The last question was about a time when things did NOT go well with respect to resiliency and in retrospect what you wish you had done instead. The experience I shared here was when I was coming back from maternity leave, exhausted and less capable of self-care because of my new role at home. It happened to also be a time when my husband was traveling a lot to be with his father who had been diagnosed with cancer, and he was trying to help manage his father’s care from the opposite coast.
This time was one of the most difficult in my career: everything got under my skin because I was often solo parenting with an infant and a two-year-old, not getting enough sleep, exercise, support, etc. There are many work experiences I could share where I wish I had been able to show up with more grace. I gritted through it, unfortunately my father-in-law did not make it, my husband’s travel slowed down, and our family entered the phase of mourning and healing, but every single day was so hard. I wish I had been willing to cut myself some slack: specifically get extra help in terms of childcare, reach out for more emotional support, seek coaching and mentorship at my company, etc. When I came through that experience, I absolutely learned what NOT to do, and have since handled periods of extreme stress much better.
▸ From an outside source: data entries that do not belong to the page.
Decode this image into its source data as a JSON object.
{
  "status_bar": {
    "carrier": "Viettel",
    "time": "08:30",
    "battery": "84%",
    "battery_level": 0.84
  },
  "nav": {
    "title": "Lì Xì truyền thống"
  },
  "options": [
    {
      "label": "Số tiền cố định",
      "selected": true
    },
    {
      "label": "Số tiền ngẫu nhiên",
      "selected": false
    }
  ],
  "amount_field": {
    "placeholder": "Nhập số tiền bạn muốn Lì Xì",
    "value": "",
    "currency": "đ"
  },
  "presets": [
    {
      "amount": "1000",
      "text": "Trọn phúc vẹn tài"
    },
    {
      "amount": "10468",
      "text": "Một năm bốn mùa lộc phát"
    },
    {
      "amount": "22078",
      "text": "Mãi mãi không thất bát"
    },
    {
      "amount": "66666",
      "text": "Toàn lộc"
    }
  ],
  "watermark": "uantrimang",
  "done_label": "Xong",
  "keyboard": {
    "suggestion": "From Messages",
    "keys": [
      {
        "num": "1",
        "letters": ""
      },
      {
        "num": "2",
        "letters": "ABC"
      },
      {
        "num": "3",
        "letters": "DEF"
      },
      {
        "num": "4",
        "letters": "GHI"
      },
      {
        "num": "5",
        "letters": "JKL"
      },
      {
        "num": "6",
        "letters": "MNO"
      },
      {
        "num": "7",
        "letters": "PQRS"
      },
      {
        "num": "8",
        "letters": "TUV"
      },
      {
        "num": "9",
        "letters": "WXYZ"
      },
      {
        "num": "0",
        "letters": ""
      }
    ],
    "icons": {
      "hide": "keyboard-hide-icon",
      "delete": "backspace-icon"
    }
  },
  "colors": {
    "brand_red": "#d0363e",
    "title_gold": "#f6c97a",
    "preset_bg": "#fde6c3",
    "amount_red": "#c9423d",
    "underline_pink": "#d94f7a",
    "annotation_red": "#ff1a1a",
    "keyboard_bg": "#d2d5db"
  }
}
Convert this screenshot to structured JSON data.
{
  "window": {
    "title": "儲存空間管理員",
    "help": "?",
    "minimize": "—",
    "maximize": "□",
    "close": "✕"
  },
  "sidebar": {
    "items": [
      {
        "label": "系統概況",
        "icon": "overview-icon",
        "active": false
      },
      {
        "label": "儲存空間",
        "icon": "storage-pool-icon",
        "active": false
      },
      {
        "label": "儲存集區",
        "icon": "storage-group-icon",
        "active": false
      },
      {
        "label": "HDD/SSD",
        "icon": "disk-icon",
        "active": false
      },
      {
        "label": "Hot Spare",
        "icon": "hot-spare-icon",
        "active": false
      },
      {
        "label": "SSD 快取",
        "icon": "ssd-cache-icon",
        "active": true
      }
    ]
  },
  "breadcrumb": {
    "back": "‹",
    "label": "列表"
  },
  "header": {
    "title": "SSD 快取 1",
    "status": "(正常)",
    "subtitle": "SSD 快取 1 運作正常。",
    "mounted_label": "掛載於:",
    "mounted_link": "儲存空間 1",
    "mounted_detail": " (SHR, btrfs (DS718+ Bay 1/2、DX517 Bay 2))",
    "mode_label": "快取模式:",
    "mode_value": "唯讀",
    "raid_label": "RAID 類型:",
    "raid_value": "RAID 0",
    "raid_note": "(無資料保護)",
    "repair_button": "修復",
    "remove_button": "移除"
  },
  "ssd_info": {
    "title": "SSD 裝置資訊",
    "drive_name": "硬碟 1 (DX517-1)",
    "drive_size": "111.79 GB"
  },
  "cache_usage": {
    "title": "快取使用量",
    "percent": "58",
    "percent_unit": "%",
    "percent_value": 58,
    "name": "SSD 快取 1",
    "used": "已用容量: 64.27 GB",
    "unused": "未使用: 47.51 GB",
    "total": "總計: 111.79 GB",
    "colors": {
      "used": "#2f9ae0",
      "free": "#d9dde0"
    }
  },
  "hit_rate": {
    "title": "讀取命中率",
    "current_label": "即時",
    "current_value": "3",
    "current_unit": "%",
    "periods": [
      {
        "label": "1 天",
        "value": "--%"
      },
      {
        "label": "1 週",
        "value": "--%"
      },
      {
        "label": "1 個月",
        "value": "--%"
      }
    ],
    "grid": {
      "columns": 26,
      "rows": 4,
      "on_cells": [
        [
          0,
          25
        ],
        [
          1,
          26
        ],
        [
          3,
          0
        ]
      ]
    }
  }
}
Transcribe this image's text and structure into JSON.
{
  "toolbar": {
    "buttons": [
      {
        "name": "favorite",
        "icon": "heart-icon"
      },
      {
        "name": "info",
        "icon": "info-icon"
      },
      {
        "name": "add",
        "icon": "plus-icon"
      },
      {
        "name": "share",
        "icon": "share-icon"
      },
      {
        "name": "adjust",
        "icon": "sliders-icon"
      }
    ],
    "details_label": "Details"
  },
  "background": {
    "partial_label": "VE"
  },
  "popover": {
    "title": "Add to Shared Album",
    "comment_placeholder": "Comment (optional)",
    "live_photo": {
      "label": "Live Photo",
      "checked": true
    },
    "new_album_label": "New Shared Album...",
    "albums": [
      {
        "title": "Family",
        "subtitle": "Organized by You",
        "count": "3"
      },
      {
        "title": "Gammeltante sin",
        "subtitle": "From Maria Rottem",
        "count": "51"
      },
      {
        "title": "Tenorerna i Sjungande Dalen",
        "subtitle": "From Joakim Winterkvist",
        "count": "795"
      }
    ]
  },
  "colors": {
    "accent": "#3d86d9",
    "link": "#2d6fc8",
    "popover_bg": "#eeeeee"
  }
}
My parting advice was this: engineering and product development are careers where you are constantly learning, and there will always be phases where you have to work through ambiguity, solve complex problems, and manage stressful situations (quality challenges, gnarly bugs, high priority launches with many moving pieces, stakeholders who disagree strongly, etc.) In order to do this work well, you HAVE to be able to show up as your best self, which means you need to prioritize resilience.